Pollster Predictive Performance, 51 out of 51

11/07/2012 10:06 am ET | Updated Jan 07, 2013
  • Simon Jackman Professor of Political Science, Stanford University

The morning after a good night for the predictions we made with my poll-averaging model...

The headline: If Florida stays in the Obama column, we will have called each state correctly: 51 out of 51, and the Obama Electoral College count bang on 332.

We're not alone on this. Drew Linzer at Votomatic, Nate Silver at FiveThirtyEight, Sam Wang... it looks like we've all hit it.

And think about that for a moment. The "quant triumph" here is more about the way we've approached the problem: a blend of political insight, statistical modeling, a ton of code and a fire hose of data from the pollsters. Since at least four or five of us will claim 51/51 (subject to FL) this cycle, it's not "a Nate thing." It's a data-meets-good-model, scientific-method thing. Mark Blumenthal has expressed similar thoughts here.

The final national popular vote estimate from my model was 50.86 percent, two-party for Obama. This came out of the final run I made after publishing 50.8 percent and for assessing accuracy I'll be bound by that 50.8 percent estimate. Right now (9 a.m. Eastern) AP is saying 51.1 percent, Obama two-party, so we're off by 0.3 percentage points at this stage, a figure that I expect to see rise over the course of the vote count.

State-by-state point predictions: See the graph, below, with predictions on the horizontal axis, actual counts (using the recent data from AP) on the vertical axis, all in two-party terms. If the predictions were perfect, the points in the graph would lie on the 45 degree line.


We underestimated Obama support in Hawaii by a substantial margin, enough to degrade the overall performance of the point predictions. RMSE is 2.18 points, the median absolute error is 1.35 points (the MAE measure down-weights the Hawaii error). Not too shabby, and I'm happy to have bigger misses in the non-competitive states. Indeed, given where the balance of the polling was (more of it in the swing states!), any model relying on the polls will tend to do better in those more competitive, more frequently polled states.

If we compare the state-by-state predicted probabilities of Obama winning with the actual outcomes, we obtain the following graph.

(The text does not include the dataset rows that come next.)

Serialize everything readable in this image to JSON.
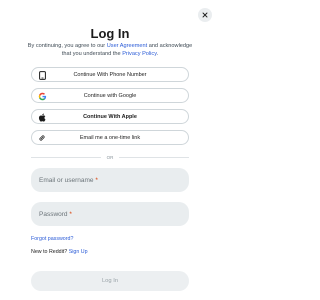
{
  "close_icon": "close-icon",
  "title": "Log In",
  "agreement": {
    "prefix": "By continuing, you agree to our ",
    "user_agreement_link": "User Agreement",
    "middle": " and acknowledge that you understand the ",
    "privacy_link": "Privacy Policy",
    "suffix": "."
  },
  "providers": [
    {
      "label": "Continue With Phone Number",
      "icon": "phone-icon"
    },
    {
      "label": "Continue with Google",
      "icon": "google-icon"
    },
    {
      "label": "Continue With Apple",
      "icon": "apple-icon"
    },
    {
      "label": "Email me a one-time link",
      "icon": "link-icon"
    }
  ],
  "divider_text": "OR",
  "fields": {
    "username_placeholder": "Email or username",
    "password_placeholder": "Password",
    "required_marker": "*"
  },
  "forgot_password": "Forgot password?",
  "new_to": {
    "text": "New to Reddit? ",
    "signup_link": "Sign Up"
  },
  "login_button": "Log In",
  "colors": {
    "link": "#2a5bd7",
    "required": "#d93a00",
    "field_bg": "#e9edef"
  }
}
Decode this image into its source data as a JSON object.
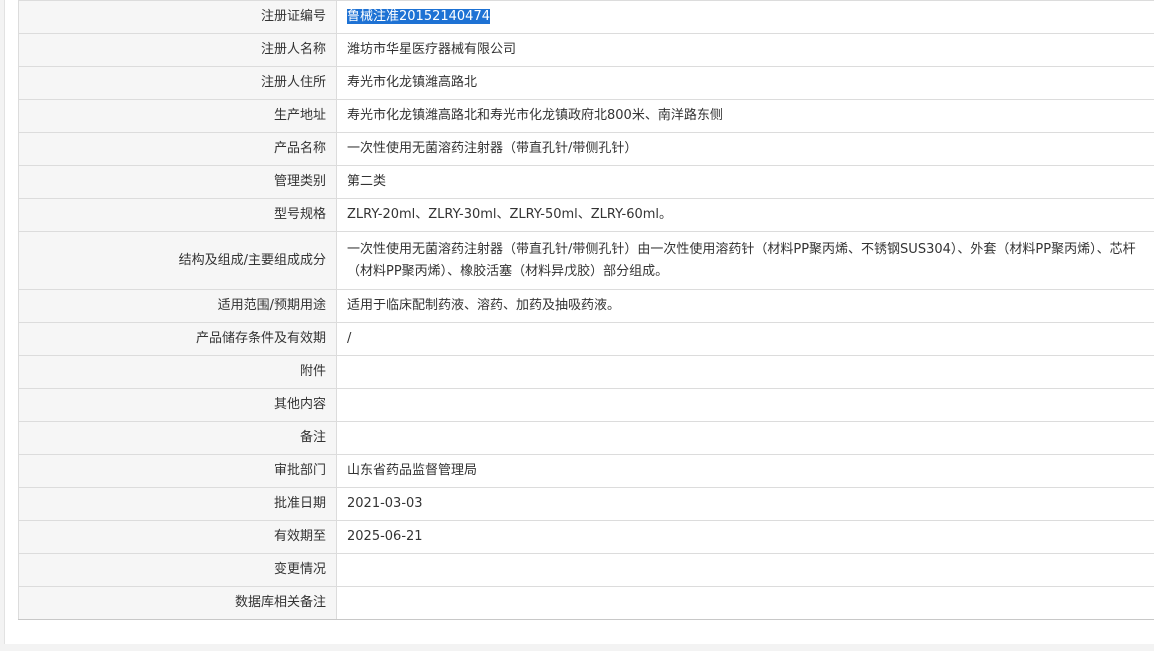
{
  "rows": [
    {
      "label": "注册证编号",
      "value": "鲁械注准20152140474",
      "selected": true
    },
    {
      "label": "注册人名称",
      "value": "潍坊市华星医疗器械有限公司"
    },
    {
      "label": "注册人住所",
      "value": "寿光市化龙镇潍高路北"
    },
    {
      "label": "生产地址",
      "value": "寿光市化龙镇潍高路北和寿光市化龙镇政府北800米、南洋路东侧"
    },
    {
      "label": "产品名称",
      "value": "一次性使用无菌溶药注射器（带直孔针/带侧孔针）"
    },
    {
      "label": "管理类别",
      "value": "第二类"
    },
    {
      "label": "型号规格",
      "value": "ZLRY-20ml、ZLRY-30ml、ZLRY-50ml、ZLRY-60ml。"
    },
    {
      "label": "结构及组成/主要组成成分",
      "value": "一次性使用无菌溶药注射器（带直孔针/带侧孔针）由一次性使用溶药针（材料PP聚丙烯、不锈钢SUS304）、外套（材料PP聚丙烯）、芯杆（材料PP聚丙烯）、橡胶活塞（材料异戊胶）部分组成。"
    },
    {
      "label": "适用范围/预期用途",
      "value": "适用于临床配制药液、溶药、加药及抽吸药液。"
    },
    {
      "label": "产品储存条件及有效期",
      "value": "/"
    },
    {
      "label": "附件",
      "value": ""
    },
    {
      "label": "其他内容",
      "value": ""
    },
    {
      "label": "备注",
      "value": ""
    },
    {
      "label": "审批部门",
      "value": "山东省药品监督管理局"
    },
    {
      "label": "批准日期",
      "value": "2021-03-03"
    },
    {
      "label": "有效期至",
      "value": "2025-06-21"
    },
    {
      "label": "变更情况",
      "value": ""
    },
    {
      "label": "数据库相关备注",
      "value": ""
    }
  ]
}
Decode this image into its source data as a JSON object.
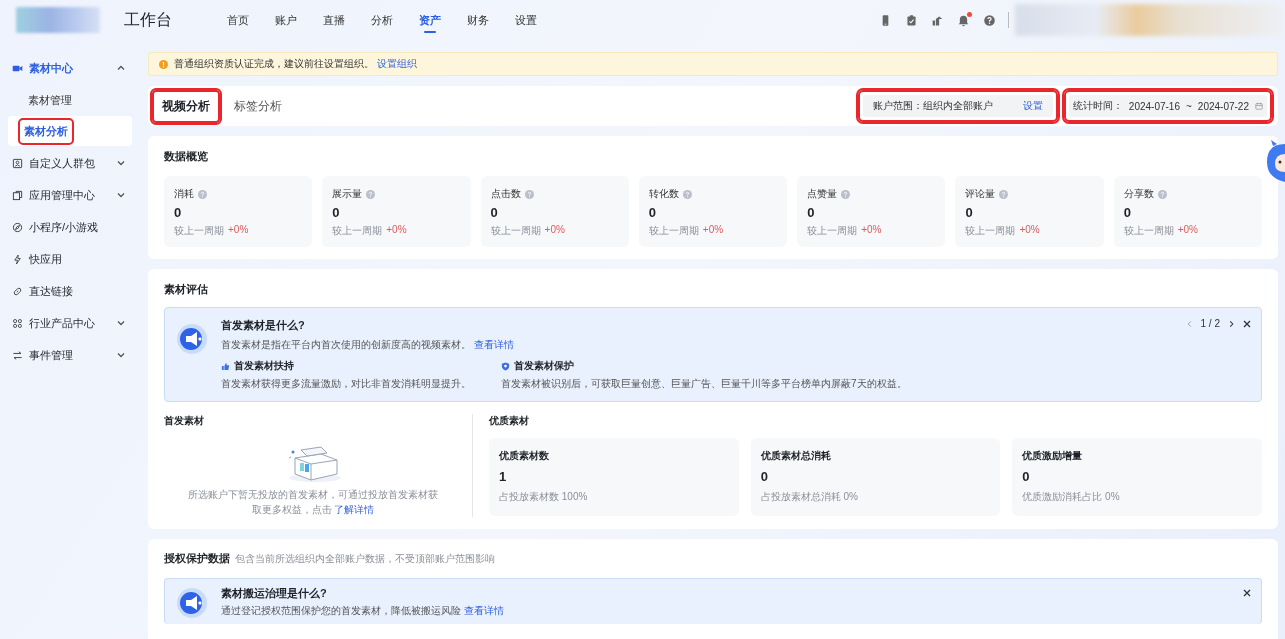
{
  "topbar": {
    "title": "工作台",
    "nav": [
      {
        "label": "首页",
        "selected": false
      },
      {
        "label": "账户",
        "selected": false
      },
      {
        "label": "直播",
        "selected": false
      },
      {
        "label": "分析",
        "selected": false
      },
      {
        "label": "资产",
        "selected": true
      },
      {
        "label": "财务",
        "selected": false
      },
      {
        "label": "设置",
        "selected": false
      }
    ],
    "icons": [
      {
        "badge": false
      },
      {
        "badge": false
      },
      {
        "badge": false
      },
      {
        "badge": true
      },
      {
        "badge": false
      }
    ]
  },
  "sidebar": {
    "items": [
      {
        "kind": "group",
        "label": "素材中心",
        "selected": true,
        "expanded": true,
        "children": [
          {
            "label": "素材管理",
            "selected": false,
            "highlighted": false
          },
          {
            "label": "素材分析",
            "selected": true,
            "highlighted": true
          }
        ]
      },
      {
        "kind": "group",
        "label": "自定义人群包",
        "selected": false,
        "expanded": false
      },
      {
        "kind": "group",
        "label": "应用管理中心",
        "selected": false,
        "expanded": false
      },
      {
        "kind": "link",
        "label": "小程序/小游戏",
        "selected": false
      },
      {
        "kind": "link",
        "label": "快应用",
        "selected": false
      },
      {
        "kind": "link",
        "label": "直达链接",
        "selected": false
      },
      {
        "kind": "group",
        "label": "行业产品中心",
        "selected": false,
        "expanded": false
      },
      {
        "kind": "group",
        "label": "事件管理",
        "selected": false,
        "expanded": false
      }
    ]
  },
  "notice": {
    "text": "普通组织资质认证完成，建议前往设置组织。",
    "link": "设置组织"
  },
  "tabs": [
    {
      "label": "视频分析",
      "selected": true,
      "highlighted": true
    },
    {
      "label": "标签分析",
      "selected": false,
      "highlighted": false
    }
  ],
  "account_scope": {
    "label": "账户范围：组织内全部账户",
    "link": "设置",
    "highlighted": true
  },
  "date_range": {
    "label": "统计时间：",
    "start": "2024-07-16",
    "separator": "~",
    "end": "2024-07-22",
    "highlighted": true
  },
  "overview": {
    "title": "数据概览",
    "metrics": [
      {
        "label": "消耗",
        "value": "0",
        "compare_label": "较上一周期",
        "change": "+0%"
      },
      {
        "label": "展示量",
        "value": "0",
        "compare_label": "较上一周期",
        "change": "+0%"
      },
      {
        "label": "点击数",
        "value": "0",
        "compare_label": "较上一周期",
        "change": "+0%"
      },
      {
        "label": "转化数",
        "value": "0",
        "compare_label": "较上一周期",
        "change": "+0%"
      },
      {
        "label": "点赞量",
        "value": "0",
        "compare_label": "较上一周期",
        "change": "+0%"
      },
      {
        "label": "评论量",
        "value": "0",
        "compare_label": "较上一周期",
        "change": "+0%"
      },
      {
        "label": "分享数",
        "value": "0",
        "compare_label": "较上一周期",
        "change": "+0%"
      }
    ]
  },
  "evaluation": {
    "title": "素材评估",
    "banner": {
      "title": "首发素材是什么?",
      "text": "首发素材是指在平台内首次使用的创新度高的视频素材。",
      "link": "查看详情",
      "pager": "1 / 2",
      "features": [
        {
          "title": "首发素材扶持",
          "text": "首发素材获得更多流量激励，对比非首发消耗明显提升。"
        },
        {
          "title": "首发素材保护",
          "text": "首发素材被识别后，可获取巨量创意、巨量广告、巨量千川等多平台榜单内屏蔽7天的权益。"
        }
      ]
    },
    "first_material": {
      "title": "首发素材",
      "empty_text": "所选账户下暂无投放的首发素材，可通过投放首发素材获取更多权益，点击",
      "link": "了解详情"
    },
    "quality_material": {
      "title": "优质素材",
      "metrics": [
        {
          "label": "优质素材数",
          "value": "1",
          "note": "占投放素材数 100%"
        },
        {
          "label": "优质素材总消耗",
          "value": "0",
          "note": "占投放素材总消耗 0%"
        },
        {
          "label": "优质激励增量",
          "value": "0",
          "note": "优质激励消耗占比 0%"
        }
      ]
    }
  },
  "authorization": {
    "title": "授权保护数据",
    "subtitle": "包含当前所选组织内全部账户数据，不受顶部账户范围影响",
    "banner": {
      "title": "素材搬运治理是什么?",
      "text": "通过登记授权范围保护您的首发素材，降低被搬运风险",
      "link": "查看详情"
    }
  }
}
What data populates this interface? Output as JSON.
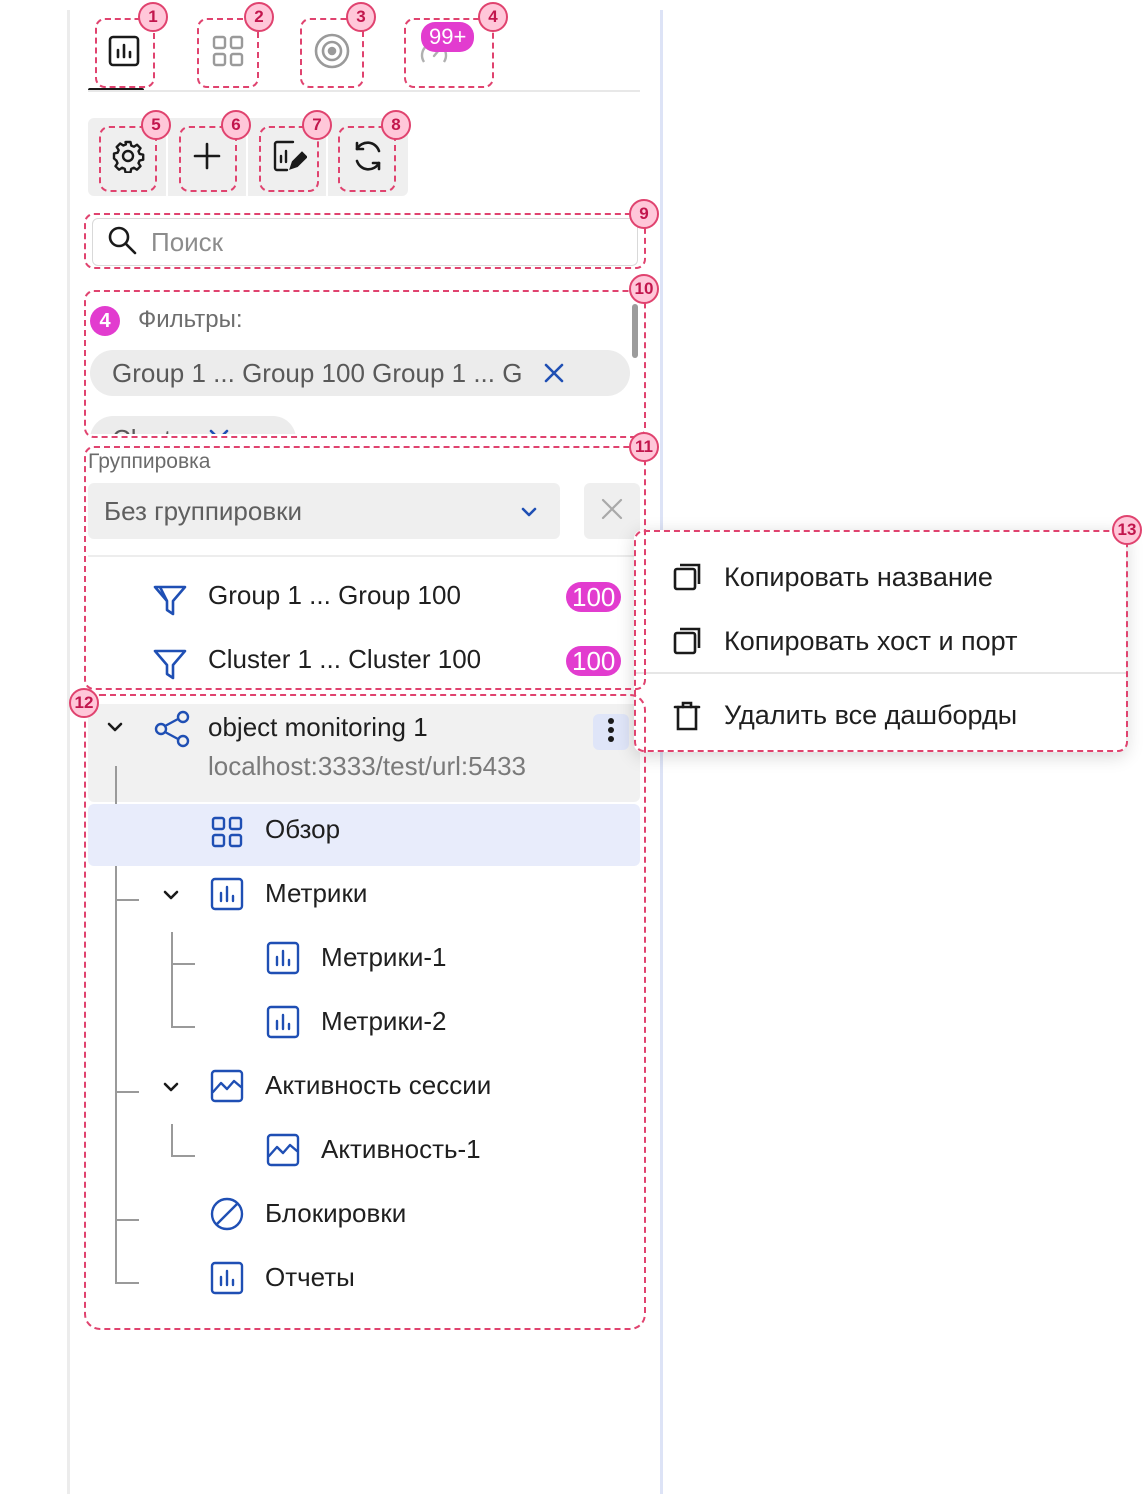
{
  "tabs": [
    {
      "name": "metrics-chart-icon",
      "badge": ""
    },
    {
      "name": "grid-icon",
      "badge": ""
    },
    {
      "name": "target-icon",
      "badge": ""
    },
    {
      "name": "gauge-icon",
      "badge": "99+"
    }
  ],
  "toolbar": {
    "icons": [
      "gear-icon",
      "plus-icon",
      "edit-chart-icon",
      "refresh-icon"
    ]
  },
  "search": {
    "placeholder": "Поиск"
  },
  "filters": {
    "count": "4",
    "title": "Фильтры:",
    "chips": [
      {
        "label": "Group 1 ... Group 100 Group 1 ... G"
      },
      {
        "label": "Clust"
      }
    ]
  },
  "grouping": {
    "label": "Группировка",
    "selected": "Без группировки",
    "rows": [
      {
        "label": "Group 1 ... Group 100",
        "count": "100"
      },
      {
        "label": "Cluster 1 ... Cluster 100",
        "count": "100"
      }
    ]
  },
  "tree": {
    "root": {
      "title": "object monitoring 1",
      "subtitle": "localhost:3333/test/url:5433"
    },
    "items": [
      {
        "label": "Обзор",
        "icon": "overview-grid-icon"
      },
      {
        "label": "Метрики",
        "icon": "chart-icon"
      },
      {
        "label": "Метрики-1",
        "icon": "chart-icon"
      },
      {
        "label": "Метрики-2",
        "icon": "chart-icon"
      },
      {
        "label": "Активность сессии",
        "icon": "activity-icon"
      },
      {
        "label": "Активность-1",
        "icon": "activity-icon"
      },
      {
        "label": "Блокировки",
        "icon": "block-icon"
      },
      {
        "label": "Отчеты",
        "icon": "chart-icon"
      }
    ]
  },
  "menu": {
    "items": [
      {
        "label": "Копировать название",
        "icon": "copy-icon"
      },
      {
        "label": "Копировать хост и порт",
        "icon": "copy-icon"
      },
      {
        "label": "Удалить все дашборды",
        "icon": "trash-icon"
      }
    ]
  },
  "markers": [
    "1",
    "2",
    "3",
    "4",
    "5",
    "6",
    "7",
    "8",
    "9",
    "10",
    "11",
    "12",
    "13"
  ],
  "colors": {
    "accent": "#1f4fb4",
    "badge": "#e23ccf",
    "annotation": "#e0436f",
    "selected": "#e8ecfb"
  }
}
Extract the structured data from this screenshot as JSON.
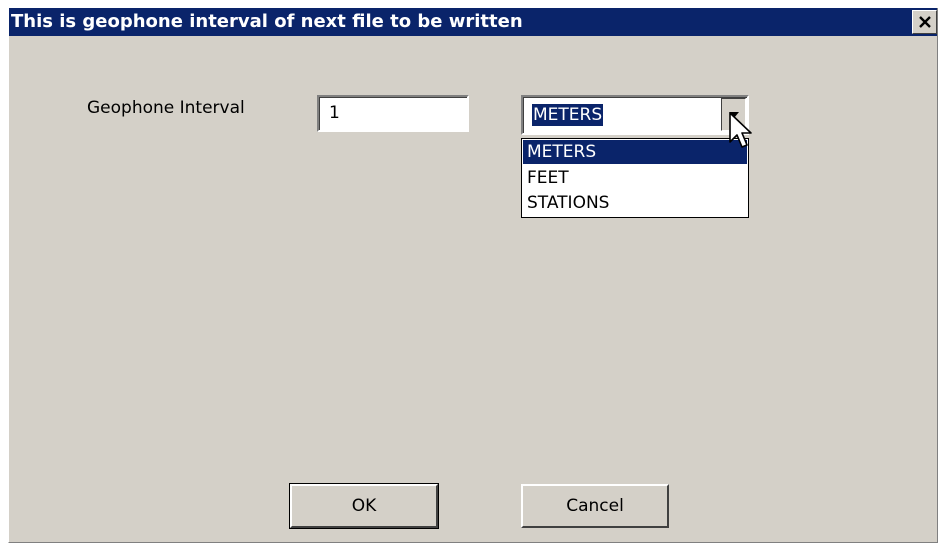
{
  "dialog": {
    "title": "This is geophone interval of next file to be written",
    "close_icon": "close-icon"
  },
  "form": {
    "interval_label": "Geophone Interval",
    "interval_value": "1",
    "units_selected": "METERS",
    "units_options": [
      "METERS",
      "FEET",
      "STATIONS"
    ],
    "units_highlighted_index": 0,
    "dropdown_open": true
  },
  "buttons": {
    "ok_label": "OK",
    "cancel_label": "Cancel"
  },
  "colors": {
    "titlebar": "#0a246a",
    "face": "#d4d0c8",
    "highlight": "#0a246a"
  }
}
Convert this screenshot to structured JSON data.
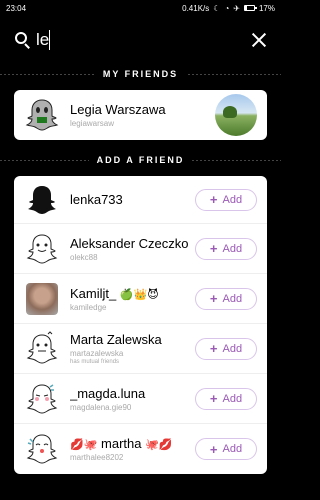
{
  "status": {
    "time": "23:04",
    "speed": "0.41K/s",
    "battery": "17%"
  },
  "search": {
    "query": "le"
  },
  "my_friends": {
    "header": "MY FRIENDS",
    "items": [
      {
        "name": "Legia Warszawa",
        "username": "legiawarsaw"
      }
    ]
  },
  "add_friend": {
    "header": "ADD A FRIEND",
    "button_label": "Add",
    "items": [
      {
        "name": "lenka733",
        "username": "",
        "extra": ""
      },
      {
        "name": "Aleksander Czeczko",
        "username": "olekc88",
        "extra": ""
      },
      {
        "name": "Kamiljt_",
        "emojis": "🍏👑😈",
        "username": "kamiledge",
        "extra": ""
      },
      {
        "name": "Marta Zalewska",
        "username": "martazalewska",
        "extra": "has mutual friends"
      },
      {
        "name": "_magda.luna",
        "username": "magdalena.gie90",
        "extra": ""
      },
      {
        "name": "martha",
        "pre": "💋🐙",
        "post": "🐙💋",
        "username": "marthalee8202",
        "extra": ""
      }
    ]
  }
}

We generally assigned low (high) probabilities of Obama wins in the states Obama lost (won). A corollary of having called all states correctly is that we never assigned Obama win probabilities lower (greater) than 50 percent in states that Obama won (lost). Furthermore, my model produced uncertain forecasts in relatively few cases (e.g., Florida, Virginia, North Carolina), which is a measure of its predictive power.


A widely used measure of predictive performance is Brier scoring with lower scores indicative of better performance. The score for my predictions is 0.0091; a prediction rule that said every states was a 50-50 proposition would have a Brier score of 0.25. We'll see how that stacks up against other models out there.

Critically, these forecast probabilities were just that -- forecast probabilities -- not model-based, poll-average probabilities of an Obama lead in the polls. The forecast probabilities hedge a little, reflecting uncertainty about the mapping from a poll average to an election outcome (as I explained in an earlier post). The probabilities we were displaying on the maps on the Pollster dashboard during the campaign were the more confident, "probability of Obama lead" quantities, not the forecast probabilities shown here. An even more impressive Brier score would result from plugging in the "probability of Obama lead" numbers, but we made a clear distinction between these two quantities; it wouldn't be right to "unhedge" now that we've observed the election results.